§ EXERCISE MATERIAL:
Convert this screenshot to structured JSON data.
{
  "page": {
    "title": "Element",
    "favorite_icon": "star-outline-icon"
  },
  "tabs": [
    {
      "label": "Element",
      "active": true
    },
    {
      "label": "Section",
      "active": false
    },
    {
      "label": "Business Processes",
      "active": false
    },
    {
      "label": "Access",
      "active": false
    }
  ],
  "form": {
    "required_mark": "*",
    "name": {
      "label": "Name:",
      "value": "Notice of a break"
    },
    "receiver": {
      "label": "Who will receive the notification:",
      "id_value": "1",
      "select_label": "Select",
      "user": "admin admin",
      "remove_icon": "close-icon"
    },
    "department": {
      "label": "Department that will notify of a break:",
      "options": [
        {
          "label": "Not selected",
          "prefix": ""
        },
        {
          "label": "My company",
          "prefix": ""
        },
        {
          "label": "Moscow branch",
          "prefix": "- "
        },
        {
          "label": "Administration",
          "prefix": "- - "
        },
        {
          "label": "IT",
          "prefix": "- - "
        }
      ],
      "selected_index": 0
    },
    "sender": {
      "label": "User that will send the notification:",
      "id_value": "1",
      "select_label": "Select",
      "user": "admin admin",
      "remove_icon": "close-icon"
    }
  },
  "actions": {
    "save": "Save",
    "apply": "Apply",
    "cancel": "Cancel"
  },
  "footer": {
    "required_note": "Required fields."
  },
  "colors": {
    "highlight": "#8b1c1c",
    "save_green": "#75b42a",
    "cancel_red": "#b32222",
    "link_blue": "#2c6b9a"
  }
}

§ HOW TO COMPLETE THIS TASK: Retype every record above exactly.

§ ANSWER TO THE EXERCISE:
Convert this screenshot to structured JSON data.
{
  "page": {
    "title": "Element",
    "favorite_icon": "star-outline-icon"
  },
  "tabs": [
    {
      "label": "Element",
      "active": true
    },
    {
      "label": "Section",
      "active": false
    },
    {
      "label": "Business Processes",
      "active": false
    },
    {
      "label": "Access",
      "active": false
    }
  ],
  "form": {
    "required_mark": "*",
    "name": {
      "label": "Name:",
      "value": "Notice of a break"
    },
    "receiver": {
      "label": "Who will receive the notification:",
      "id_value": "1",
      "select_label": "Select",
      "user": "admin admin",
      "remove_icon": "close-icon"
    },
    "department": {
      "label": "Department that will notify of a break:",
      "options": [
        {
          "label": "Not selected",
          "prefix": ""
        },
        {
          "label": "My company",
          "prefix": ""
        },
        {
          "label": "Moscow branch",
          "prefix": "- "
        },
        {
          "label": "Administration",
          "prefix": "- - "
        },
        {
          "label": "IT",
          "prefix": "- - "
        }
      ],
      "selected_index": 0
    },
    "sender": {
      "label": "User that will send the notification:",
      "id_value": "1",
      "select_label": "Select",
      "user": "admin admin",
      "remove_icon": "close-icon"
    }
  },
  "actions": {
    "save": "Save",
    "apply": "Apply",
    "cancel": "Cancel"
  },
  "footer": {
    "required_note": "Required fields."
  },
  "colors": {
    "highlight": "#8b1c1c",
    "save_green": "#75b42a",
    "cancel_red": "#b32222",
    "link_blue": "#2c6b9a"
  }
}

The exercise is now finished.